§ EXERCISE OBJECTIVE
Each entry below must be repeated word for word.

§ Records from a data collection
--*--
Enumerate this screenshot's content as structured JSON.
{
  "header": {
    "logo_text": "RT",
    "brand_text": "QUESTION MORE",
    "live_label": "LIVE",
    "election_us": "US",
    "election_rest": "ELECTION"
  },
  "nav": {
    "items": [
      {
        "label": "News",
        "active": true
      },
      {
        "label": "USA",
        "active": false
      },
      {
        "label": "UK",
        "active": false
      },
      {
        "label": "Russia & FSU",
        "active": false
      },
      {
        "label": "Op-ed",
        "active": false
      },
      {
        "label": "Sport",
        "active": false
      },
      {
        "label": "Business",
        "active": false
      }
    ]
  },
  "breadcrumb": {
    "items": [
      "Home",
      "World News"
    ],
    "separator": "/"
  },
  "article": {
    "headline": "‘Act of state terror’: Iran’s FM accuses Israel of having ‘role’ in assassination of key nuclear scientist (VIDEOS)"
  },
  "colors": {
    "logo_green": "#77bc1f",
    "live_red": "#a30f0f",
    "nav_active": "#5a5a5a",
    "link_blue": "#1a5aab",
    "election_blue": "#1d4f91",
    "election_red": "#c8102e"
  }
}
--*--
§ SOLUTION TO THIS TASK
Enumerate this screenshot's content as structured JSON.
{
  "header": {
    "logo_text": "RT",
    "brand_text": "QUESTION MORE",
    "live_label": "LIVE",
    "election_us": "US",
    "election_rest": "ELECTION"
  },
  "nav": {
    "items": [
      {
        "label": "News",
        "active": true
      },
      {
        "label": "USA",
        "active": false
      },
      {
        "label": "UK",
        "active": false
      },
      {
        "label": "Russia & FSU",
        "active": false
      },
      {
        "label": "Op-ed",
        "active": false
      },
      {
        "label": "Sport",
        "active": false
      },
      {
        "label": "Business",
        "active": false
      }
    ]
  },
  "breadcrumb": {
    "items": [
      "Home",
      "World News"
    ],
    "separator": "/"
  },
  "article": {
    "headline": "‘Act of state terror’: Iran’s FM accuses Israel of having ‘role’ in assassination of key nuclear scientist (VIDEOS)"
  },
  "colors": {
    "logo_green": "#77bc1f",
    "live_red": "#a30f0f",
    "nav_active": "#5a5a5a",
    "link_blue": "#1a5aab",
    "election_blue": "#1d4f91",
    "election_red": "#c8102e"
  }
}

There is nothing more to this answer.